On Friday, things took a bizarre turn at the corruption inquiry when Mr. Zuma withdrew in the morning — “We are here to tell you that we will take no further part in these proceedings,” said his lawyer, Muzi Sikhakhane — before reversing course and saying that he would resume cooperating next week.
Mr. Zuma left office last year under a cloud of suspicion about his conduct, and the commission, led by Judge Raymond Zondo, was established to explore allegations of corruption so pervasive that it has come to be known as state capture. Mr. Zuma’s lawyers argued that the commission had overstepped its mandate in posing detailed questions to the former president.
The line of questioning included the allegations that Mr. Zuma had allowed the Guptas to dictate government policy, to the extent that they were allowed to select cabinet ministers sympathetic to their interests.
“Zuma cannot afford to have on record detailed statements which might turn out in a criminal case to be false,” said Pierre de Vos, a constitutional law expert at the University of Cape Town. Instead, Mr. de Vos said, the former president was “trying to discredit the commission.”

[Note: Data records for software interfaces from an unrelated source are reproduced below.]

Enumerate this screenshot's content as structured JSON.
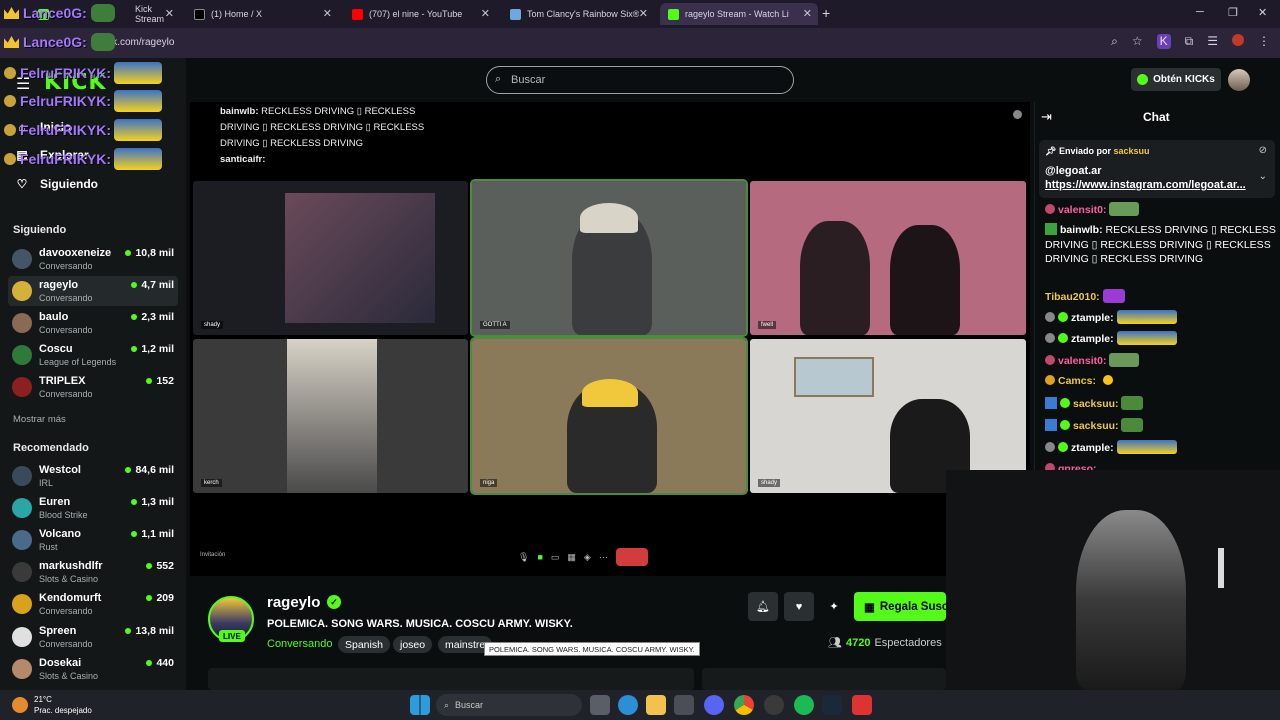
{
  "browser": {
    "tabs": [
      {
        "label": "Kick Stream",
        "color": "#53fc18"
      },
      {
        "label": "(1) Home / X",
        "color": "#000000"
      },
      {
        "label": "(707) el nine - YouTube",
        "color": "#ff0000"
      },
      {
        "label": "Tom Clancy's Rainbow Six® Sie...",
        "color": "#1b2838"
      },
      {
        "label": "rageylo Stream - Watch Live...",
        "color": "#53fc18"
      }
    ],
    "url": "kick.com/rageylo"
  },
  "overlay": {
    "user1": "Lance0G:",
    "user2": "FelruFRIKYK:"
  },
  "header": {
    "search_placeholder": "Buscar",
    "kicks_label": "Obtén KICKs"
  },
  "sidebar": {
    "logo": "KICK",
    "nav": [
      "Inicio",
      "Explorar",
      "Siguiendo"
    ],
    "following_title": "Siguiendo",
    "following": [
      {
        "name": "davooxeneize",
        "category": "Conversando",
        "viewers": "10,8 mil",
        "color": "#445566"
      },
      {
        "name": "rageylo",
        "category": "Conversando",
        "viewers": "4,7 mil",
        "color": "#d6b13a"
      },
      {
        "name": "baulo",
        "category": "Conversando",
        "viewers": "2,3 mil",
        "color": "#8a6a55"
      },
      {
        "name": "Coscu",
        "category": "League of Legends",
        "viewers": "1,2 mil",
        "color": "#2f7a3a"
      },
      {
        "name": "TRIPLEX",
        "category": "Conversando",
        "viewers": "152",
        "color": "#8c1f1f"
      }
    ],
    "show_more": "Mostrar más",
    "recommended_title": "Recomendado",
    "recommended": [
      {
        "name": "Westcol",
        "category": "IRL",
        "viewers": "84,6 mil",
        "color": "#3a4a5a"
      },
      {
        "name": "Euren",
        "category": "Blood Strike",
        "viewers": "1,3 mil",
        "color": "#2aa6a6"
      },
      {
        "name": "Volcano",
        "category": "Rust",
        "viewers": "1,1 mil",
        "color": "#4a6a8a"
      },
      {
        "name": "markushdlfr",
        "category": "Slots & Casino",
        "viewers": "552",
        "color": "#3a3a3a"
      },
      {
        "name": "Kendomurft",
        "category": "Conversando",
        "viewers": "209",
        "color": "#d9a21c"
      },
      {
        "name": "Spreen",
        "category": "Conversando",
        "viewers": "13,8 mil",
        "color": "#e0e0e0"
      },
      {
        "name": "Dosekai",
        "category": "Slots & Casino",
        "viewers": "440",
        "color": "#b58a6a"
      }
    ]
  },
  "video": {
    "chat_lines": [
      {
        "user": "bainwlb:",
        "text": "RECKLESS DRIVING ▯ RECKLESS DRIVING ▯ RECKLESS DRIVING ▯ RECKLESS DRIVING ▯ RECKLESS DRIVING"
      },
      {
        "user": "santicaifr:",
        "text": ""
      }
    ],
    "participants": [
      "shady",
      "GOTTI A",
      "fwell",
      "kerch",
      "niga",
      "shady"
    ],
    "invite_label": "Invitación"
  },
  "channel": {
    "name": "rageylo",
    "live_label": "LIVE",
    "title": "POLEMICA. SONG WARS. MUSICA. COSCU ARMY. WISKY.",
    "category": "Conversando",
    "tags": [
      "Spanish",
      "joseo",
      "mainstre"
    ],
    "tooltip": "POLEMICA. SONG WARS. MUSICA. COSCU ARMY. WISKY.",
    "gift_label": "Regala Susc",
    "viewers_count": "4720",
    "viewers_label": "Espectadores"
  },
  "chat": {
    "title": "Chat",
    "pinned_by_label": "Enviado por",
    "pinned_by_user": "sacksuu",
    "pinned_line1": "@legoat.ar",
    "pinned_line2": "https://www.instagram.com/legoat.ar...",
    "messages": [
      {
        "user": "valensit0:",
        "text": "",
        "color": "#ff5f9e",
        "badge": "#c0496d"
      },
      {
        "user": "bainwlb:",
        "text": "RECKLESS DRIVING ▯ RECKLESS DRIVING ▯ RECKLESS DRIVING ▯ RECKLESS DRIVING ▯ RECKLESS DRIVING",
        "color": "#ffffff",
        "badge": "#3aa53a"
      },
      {
        "user": "Tibau2010:",
        "text": "",
        "color": "#f0c83c",
        "badge": ""
      },
      {
        "user": "ztample:",
        "text": "",
        "color": "#ffffff",
        "badge": "#888888"
      },
      {
        "user": "ztample:",
        "text": "",
        "color": "#ffffff",
        "badge": "#888888"
      },
      {
        "user": "valensit0:",
        "text": "",
        "color": "#ff5f9e",
        "badge": "#c0496d"
      },
      {
        "user": "Camcs:",
        "text": "",
        "color": "#f0c83c",
        "badge": "#e0a020"
      },
      {
        "user": "sacksuu:",
        "text": "",
        "color": "#f0c83c",
        "badge": "#3a7bd5"
      },
      {
        "user": "sacksuu:",
        "text": "",
        "color": "#f0c83c",
        "badge": "#3a7bd5"
      },
      {
        "user": "ztample:",
        "text": "",
        "color": "#ffffff",
        "badge": "#888888"
      },
      {
        "user": "gnreso:",
        "text": "",
        "color": "#ff5f9e",
        "badge": "#c0496d"
      }
    ]
  },
  "taskbar": {
    "temp": "21°C",
    "weather": "Prac. despejado",
    "search_label": "Buscar"
  }
}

Ms. Mkhwebane’s ruling appeared to have been “engineered very well” by Mr. Zuma’s allies within the A.N.C., said Ralph Mathekga, a prominent political analyst.
“The tables have turned,” Mr. Mathekga said. “This just weakens Ramaphosa.”

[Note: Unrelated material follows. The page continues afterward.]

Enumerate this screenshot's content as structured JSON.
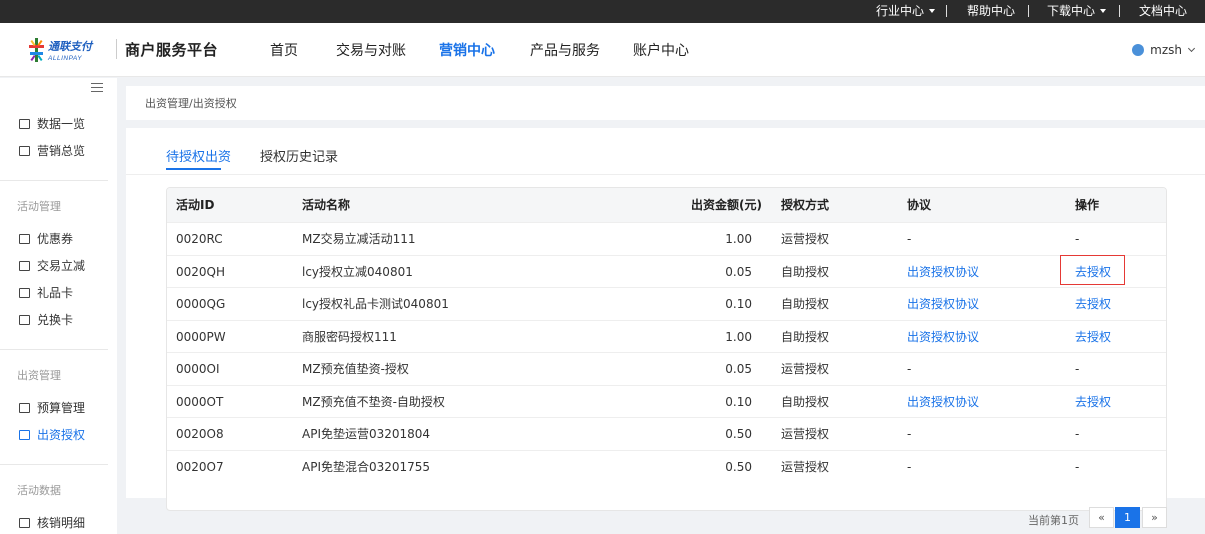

Mr. Mathekga added that the ruling would probably be challenged in court but had successfully diverted attention from Mr. Zuma’s withdrawal, though that was later mitigated by the former president’s about-face. “This factionalism works so well for him,” Mr. Mathekga said, speaking of Mr. Zuma.
The commission was established after an investigation by a former public protector, Thuli Madonsela, that found evidence to suggest corruption in Mr. Zuma’s administration. It does not have prosecutorial powers, and any charges would need to be pursued by the police and the national prosecuting authority.